▸ **RECORDS FOR PROCESSING**:
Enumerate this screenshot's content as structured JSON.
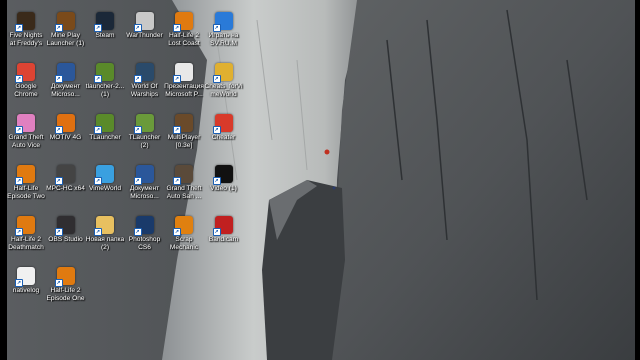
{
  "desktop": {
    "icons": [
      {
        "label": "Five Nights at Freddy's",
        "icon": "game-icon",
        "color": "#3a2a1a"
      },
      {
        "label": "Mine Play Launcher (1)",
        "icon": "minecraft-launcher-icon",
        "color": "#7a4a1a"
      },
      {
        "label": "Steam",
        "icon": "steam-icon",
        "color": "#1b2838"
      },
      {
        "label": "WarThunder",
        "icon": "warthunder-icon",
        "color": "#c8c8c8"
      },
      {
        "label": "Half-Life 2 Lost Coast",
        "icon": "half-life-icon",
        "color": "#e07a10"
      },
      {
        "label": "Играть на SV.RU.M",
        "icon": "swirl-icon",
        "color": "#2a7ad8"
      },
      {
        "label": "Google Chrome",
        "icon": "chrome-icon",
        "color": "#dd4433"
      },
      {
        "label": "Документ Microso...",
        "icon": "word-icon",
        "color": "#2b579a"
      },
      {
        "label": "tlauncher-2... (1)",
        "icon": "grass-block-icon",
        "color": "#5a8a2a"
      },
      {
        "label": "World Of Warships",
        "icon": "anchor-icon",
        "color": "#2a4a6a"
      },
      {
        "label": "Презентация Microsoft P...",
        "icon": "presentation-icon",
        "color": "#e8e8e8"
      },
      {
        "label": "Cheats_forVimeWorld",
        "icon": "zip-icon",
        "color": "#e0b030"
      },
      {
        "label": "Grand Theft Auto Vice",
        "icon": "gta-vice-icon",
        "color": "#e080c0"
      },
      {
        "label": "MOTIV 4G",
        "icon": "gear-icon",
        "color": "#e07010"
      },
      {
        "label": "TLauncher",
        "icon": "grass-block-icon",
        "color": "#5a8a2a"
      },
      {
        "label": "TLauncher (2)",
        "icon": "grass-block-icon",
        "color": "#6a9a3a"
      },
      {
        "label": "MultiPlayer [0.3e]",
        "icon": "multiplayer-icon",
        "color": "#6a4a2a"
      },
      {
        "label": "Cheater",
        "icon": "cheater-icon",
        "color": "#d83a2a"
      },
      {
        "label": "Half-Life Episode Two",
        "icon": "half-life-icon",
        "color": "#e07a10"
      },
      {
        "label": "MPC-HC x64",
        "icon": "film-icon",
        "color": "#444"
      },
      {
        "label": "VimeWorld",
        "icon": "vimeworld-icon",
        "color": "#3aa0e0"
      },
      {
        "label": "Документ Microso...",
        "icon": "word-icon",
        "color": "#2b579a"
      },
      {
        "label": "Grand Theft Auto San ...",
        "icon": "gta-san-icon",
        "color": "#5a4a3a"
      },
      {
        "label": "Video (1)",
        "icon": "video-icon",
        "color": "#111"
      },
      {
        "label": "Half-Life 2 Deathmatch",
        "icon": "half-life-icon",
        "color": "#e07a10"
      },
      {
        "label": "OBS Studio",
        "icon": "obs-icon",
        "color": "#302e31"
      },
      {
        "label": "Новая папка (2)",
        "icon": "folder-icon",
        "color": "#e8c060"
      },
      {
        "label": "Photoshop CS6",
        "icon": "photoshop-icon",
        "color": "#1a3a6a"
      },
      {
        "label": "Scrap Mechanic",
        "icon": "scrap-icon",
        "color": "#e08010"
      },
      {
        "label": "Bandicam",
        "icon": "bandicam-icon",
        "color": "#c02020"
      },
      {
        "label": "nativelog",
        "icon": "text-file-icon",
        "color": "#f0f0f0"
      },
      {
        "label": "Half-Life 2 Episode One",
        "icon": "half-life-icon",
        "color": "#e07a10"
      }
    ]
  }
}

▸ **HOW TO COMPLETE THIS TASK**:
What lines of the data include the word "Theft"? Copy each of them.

▸ **SOLUTION TO THE PROBLEM**:
        "label": "Grand Theft Auto Vice",
        "label": "Grand Theft Auto San ...",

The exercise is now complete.